(PROBLEM TO SOLVE)
Your answer must be an exact copy of the data below.

(Collected data entries)
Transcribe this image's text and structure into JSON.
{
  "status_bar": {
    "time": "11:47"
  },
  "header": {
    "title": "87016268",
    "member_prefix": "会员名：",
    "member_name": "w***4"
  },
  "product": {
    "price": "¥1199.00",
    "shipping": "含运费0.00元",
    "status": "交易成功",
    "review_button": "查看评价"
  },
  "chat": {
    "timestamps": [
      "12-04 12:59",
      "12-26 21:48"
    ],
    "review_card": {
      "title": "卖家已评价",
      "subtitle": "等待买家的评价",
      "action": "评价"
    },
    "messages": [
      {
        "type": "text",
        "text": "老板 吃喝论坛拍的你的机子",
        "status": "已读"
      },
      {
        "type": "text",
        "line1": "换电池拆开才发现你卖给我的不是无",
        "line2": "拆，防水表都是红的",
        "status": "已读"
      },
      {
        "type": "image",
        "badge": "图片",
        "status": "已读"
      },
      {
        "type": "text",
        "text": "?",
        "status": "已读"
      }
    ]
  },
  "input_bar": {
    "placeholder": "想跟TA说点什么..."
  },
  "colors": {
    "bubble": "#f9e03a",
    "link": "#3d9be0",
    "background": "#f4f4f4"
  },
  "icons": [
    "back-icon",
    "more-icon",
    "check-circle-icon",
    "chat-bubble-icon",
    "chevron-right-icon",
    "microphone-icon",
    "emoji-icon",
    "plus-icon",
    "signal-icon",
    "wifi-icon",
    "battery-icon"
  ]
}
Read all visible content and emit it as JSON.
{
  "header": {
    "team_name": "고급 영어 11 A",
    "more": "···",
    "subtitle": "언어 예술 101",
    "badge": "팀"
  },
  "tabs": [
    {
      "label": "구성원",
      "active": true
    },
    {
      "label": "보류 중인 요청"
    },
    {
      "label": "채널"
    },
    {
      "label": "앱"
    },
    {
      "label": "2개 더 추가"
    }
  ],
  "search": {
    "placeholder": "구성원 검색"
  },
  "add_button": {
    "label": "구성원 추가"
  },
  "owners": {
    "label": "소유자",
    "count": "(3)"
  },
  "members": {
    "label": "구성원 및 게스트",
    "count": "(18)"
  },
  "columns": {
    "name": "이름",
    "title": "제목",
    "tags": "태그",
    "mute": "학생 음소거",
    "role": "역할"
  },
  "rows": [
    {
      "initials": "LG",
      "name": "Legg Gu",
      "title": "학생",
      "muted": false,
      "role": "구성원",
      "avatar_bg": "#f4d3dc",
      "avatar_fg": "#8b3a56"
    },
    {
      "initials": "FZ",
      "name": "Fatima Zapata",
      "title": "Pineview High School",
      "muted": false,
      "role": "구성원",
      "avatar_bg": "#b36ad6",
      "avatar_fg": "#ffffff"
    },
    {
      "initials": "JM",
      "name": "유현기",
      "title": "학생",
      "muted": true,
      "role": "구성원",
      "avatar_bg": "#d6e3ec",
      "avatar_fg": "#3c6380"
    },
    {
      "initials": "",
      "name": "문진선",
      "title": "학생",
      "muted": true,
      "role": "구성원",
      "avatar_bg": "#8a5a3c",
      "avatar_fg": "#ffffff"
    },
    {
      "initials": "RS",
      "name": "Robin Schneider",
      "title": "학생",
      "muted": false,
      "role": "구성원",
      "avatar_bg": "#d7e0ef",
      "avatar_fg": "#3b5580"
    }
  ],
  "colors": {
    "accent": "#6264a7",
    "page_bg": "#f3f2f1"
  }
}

(ANSWER FOR THIS EXERCISE)
Transcribe this image's text and structure into JSON.
{
  "status_bar": {
    "time": "11:47"
  },
  "header": {
    "title": "87016268",
    "member_prefix": "会员名：",
    "member_name": "w***4"
  },
  "product": {
    "price": "¥1199.00",
    "shipping": "含运费0.00元",
    "status": "交易成功",
    "review_button": "查看评价"
  },
  "chat": {
    "timestamps": [
      "12-04 12:59",
      "12-26 21:48"
    ],
    "review_card": {
      "title": "卖家已评价",
      "subtitle": "等待买家的评价",
      "action": "评价"
    },
    "messages": [
      {
        "type": "text",
        "text": "老板 吃喝论坛拍的你的机子",
        "status": "已读"
      },
      {
        "type": "text",
        "line1": "换电池拆开才发现你卖给我的不是无",
        "line2": "拆，防水表都是红的",
        "status": "已读"
      },
      {
        "type": "image",
        "badge": "图片",
        "status": "已读"
      },
      {
        "type": "text",
        "text": "?",
        "status": "已读"
      }
    ]
  },
  "input_bar": {
    "placeholder": "想跟TA说点什么..."
  },
  "colors": {
    "bubble": "#f9e03a",
    "link": "#3d9be0",
    "background": "#f4f4f4"
  },
  "icons": [
    "back-icon",
    "more-icon",
    "check-circle-icon",
    "chat-bubble-icon",
    "chevron-right-icon",
    "microphone-icon",
    "emoji-icon",
    "plus-icon",
    "signal-icon",
    "wifi-icon",
    "battery-icon"
  ]
}
Read all visible content and emit it as JSON.
{
  "header": {
    "team_name": "고급 영어 11 A",
    "more": "···",
    "subtitle": "언어 예술 101",
    "badge": "팀"
  },
  "tabs": [
    {
      "label": "구성원",
      "active": true
    },
    {
      "label": "보류 중인 요청"
    },
    {
      "label": "채널"
    },
    {
      "label": "앱"
    },
    {
      "label": "2개 더 추가"
    }
  ],
  "search": {
    "placeholder": "구성원 검색"
  },
  "add_button": {
    "label": "구성원 추가"
  },
  "owners": {
    "label": "소유자",
    "count": "(3)"
  },
  "members": {
    "label": "구성원 및 게스트",
    "count": "(18)"
  },
  "columns": {
    "name": "이름",
    "title": "제목",
    "tags": "태그",
    "mute": "학생 음소거",
    "role": "역할"
  },
  "rows": [
    {
      "initials": "LG",
      "name": "Legg Gu",
      "title": "학생",
      "muted": false,
      "role": "구성원",
      "avatar_bg": "#f4d3dc",
      "avatar_fg": "#8b3a56"
    },
    {
      "initials": "FZ",
      "name": "Fatima Zapata",
      "title": "Pineview High School",
      "muted": false,
      "role": "구성원",
      "avatar_bg": "#b36ad6",
      "avatar_fg": "#ffffff"
    },
    {
      "initials": "JM",
      "name": "유현기",
      "title": "학생",
      "muted": true,
      "role": "구성원",
      "avatar_bg": "#d6e3ec",
      "avatar_fg": "#3c6380"
    },
    {
      "initials": "",
      "name": "문진선",
      "title": "학생",
      "muted": true,
      "role": "구성원",
      "avatar_bg": "#8a5a3c",
      "avatar_fg": "#ffffff"
    },
    {
      "initials": "RS",
      "name": "Robin Schneider",
      "title": "학생",
      "muted": false,
      "role": "구성원",
      "avatar_bg": "#d7e0ef",
      "avatar_fg": "#3b5580"
    }
  ],
  "colors": {
    "accent": "#6264a7",
    "page_bg": "#f3f2f1"
  }
}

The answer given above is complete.